======== Material to process ========

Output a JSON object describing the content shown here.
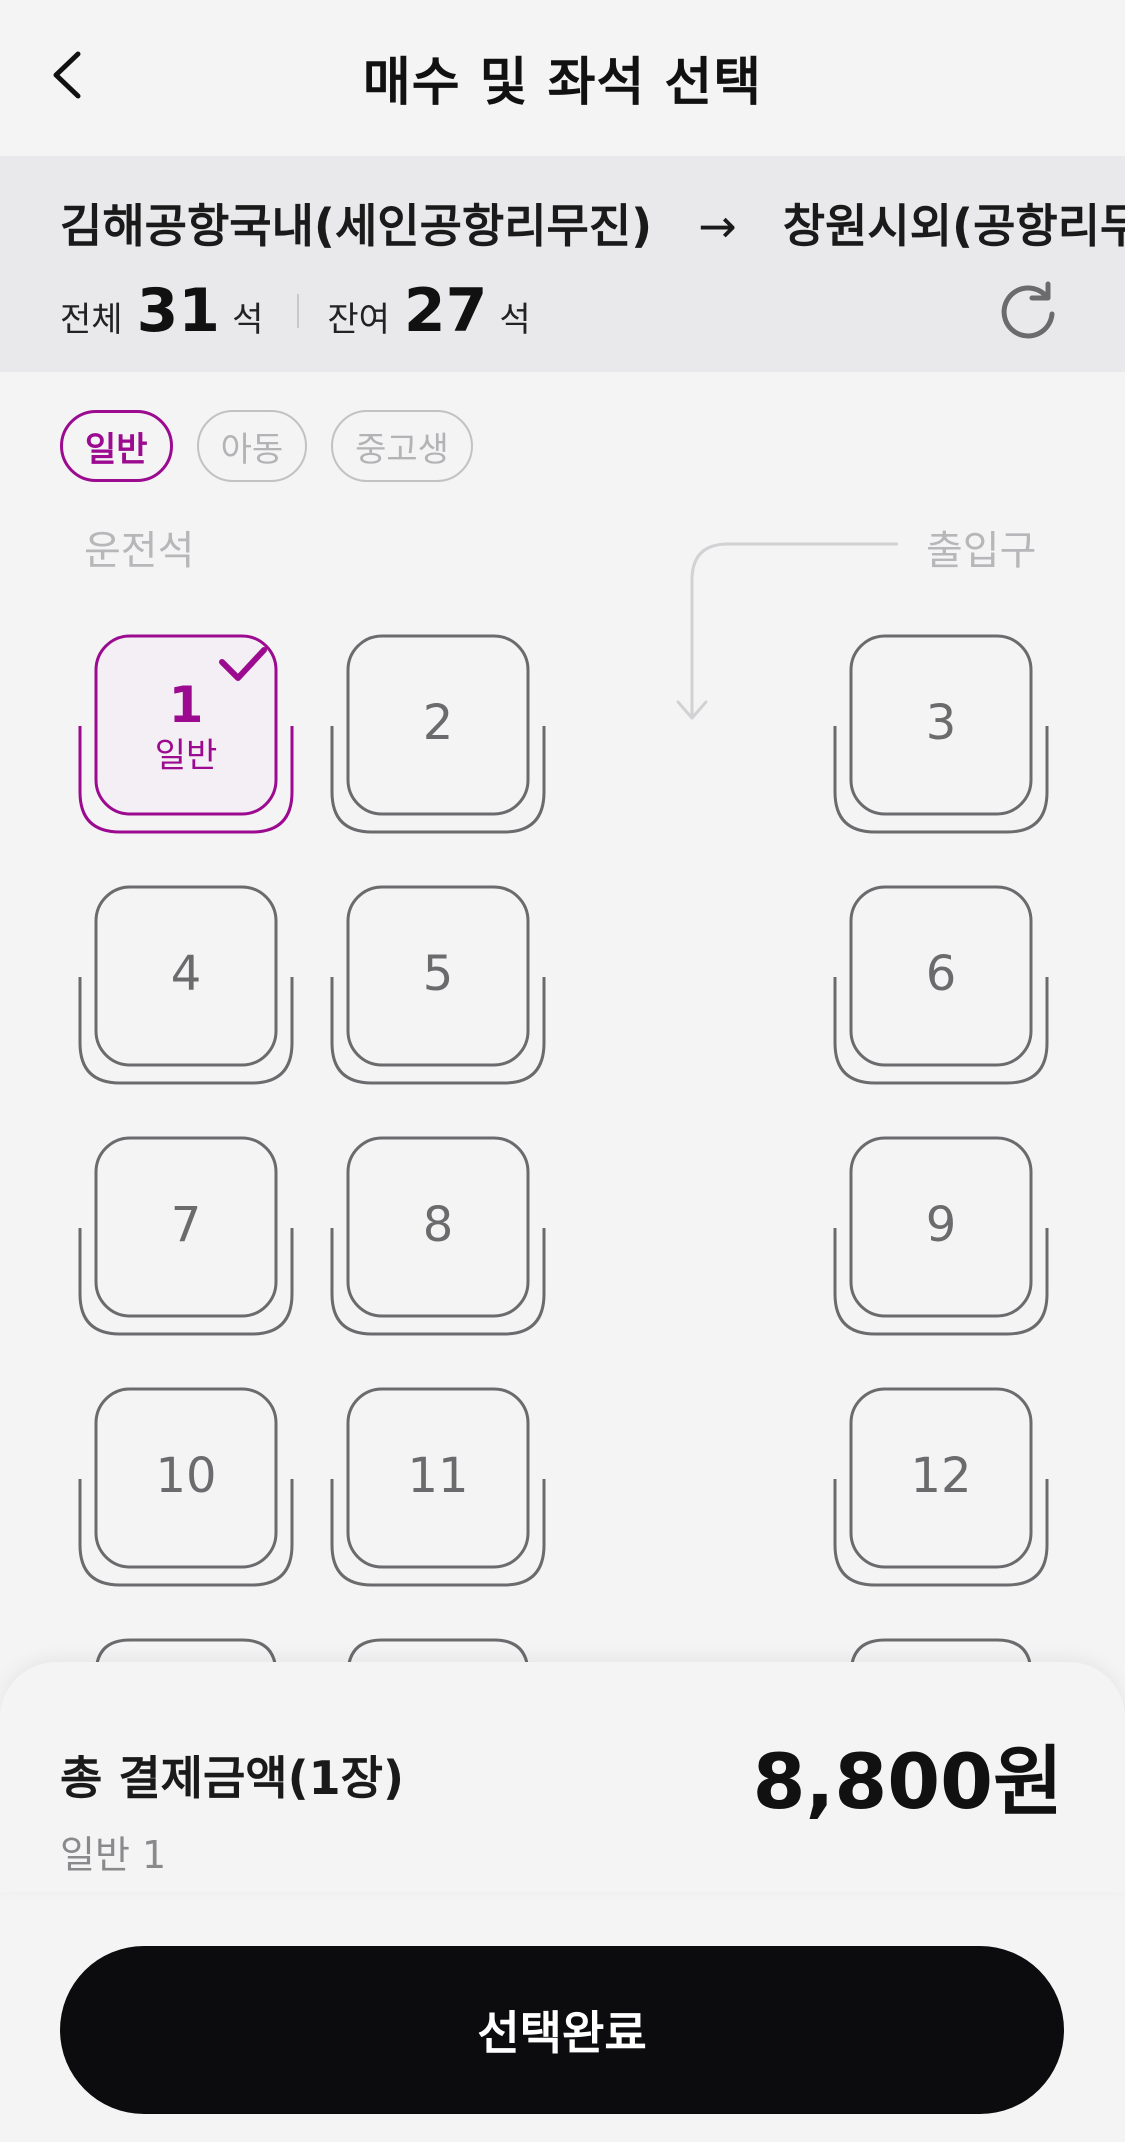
{
  "header": {
    "title": "매수 및 좌석 선택"
  },
  "route": {
    "origin": "김해공항국내(세인공항리무진)",
    "arrow": "→",
    "destination": "창원시외(공항리무진)"
  },
  "counts": {
    "total_label": "전체",
    "total": "31",
    "remaining_label": "잔여",
    "remaining": "27",
    "unit": "석"
  },
  "passenger_types": [
    "일반",
    "아동",
    "중고생"
  ],
  "selected_type": "일반",
  "layout_labels": {
    "driver": "운전석",
    "entrance": "출입구"
  },
  "seats": [
    {
      "number": "1",
      "selected": true,
      "type_label": "일반"
    },
    {
      "number": "2"
    },
    {
      "number": "3"
    },
    {
      "number": "4"
    },
    {
      "number": "5"
    },
    {
      "number": "6"
    },
    {
      "number": "7"
    },
    {
      "number": "8"
    },
    {
      "number": "9"
    },
    {
      "number": "10"
    },
    {
      "number": "11"
    },
    {
      "number": "12"
    }
  ],
  "summary": {
    "label": "총 결제금액(1장)",
    "price": "8,800원",
    "detail": "일반 1"
  },
  "confirm": {
    "label": "선택완료"
  },
  "colors": {
    "accent": "#9b0a8f",
    "seat_border": "#6b6b6e",
    "button_bg": "#0c0c0e"
  }
}
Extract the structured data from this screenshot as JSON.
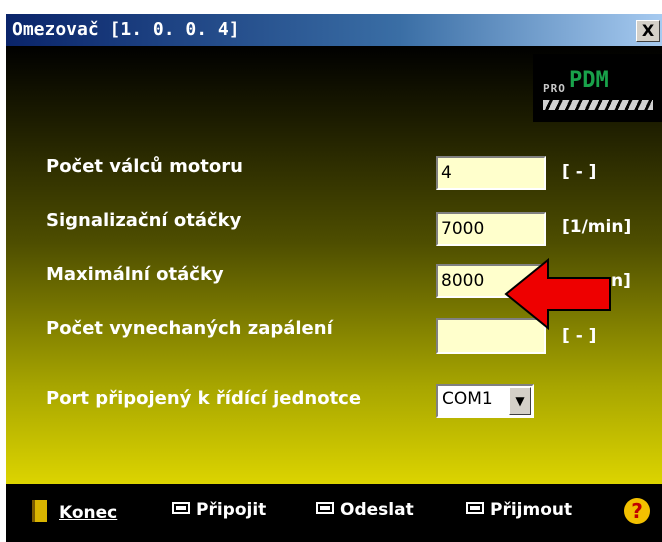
{
  "window": {
    "title": "Omezovač [1. 0. 0. 4]",
    "close_label": "X"
  },
  "logo": {
    "pro": "PRO",
    "pdm": "PDM"
  },
  "form": {
    "rows": [
      {
        "label": "Počet válců motoru",
        "value": "4",
        "unit": "[   -   ]"
      },
      {
        "label": "Signalizační otáčky",
        "value": "7000",
        "unit": "[1/min]"
      },
      {
        "label": "Maximální otáčky",
        "value": "8000",
        "unit": "n]"
      },
      {
        "label": "Počet vynechaných zapálení",
        "value": "",
        "unit": "[   -   ]"
      }
    ],
    "port": {
      "label": "Port připojený k řídící jednotce",
      "value": "COM1",
      "dropdown_glyph": "▼"
    }
  },
  "annotation": {
    "arrow_color": "#ee0000"
  },
  "footer": {
    "konec": "Konec",
    "pripojit": "Připojit",
    "odeslat": "Odeslat",
    "prijmout": "Přijmout",
    "help_glyph": "?"
  }
}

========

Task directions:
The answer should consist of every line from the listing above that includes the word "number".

Response to the exercise:
      "number": "1",
      "number": "2"
      "number": "3"
      "number": "4"
      "number": "5"
      "number": "6"
      "number": "7"
      "number": "8"
      "number": "9"
      "number": "10"
      "number": "11"
      "number": "12"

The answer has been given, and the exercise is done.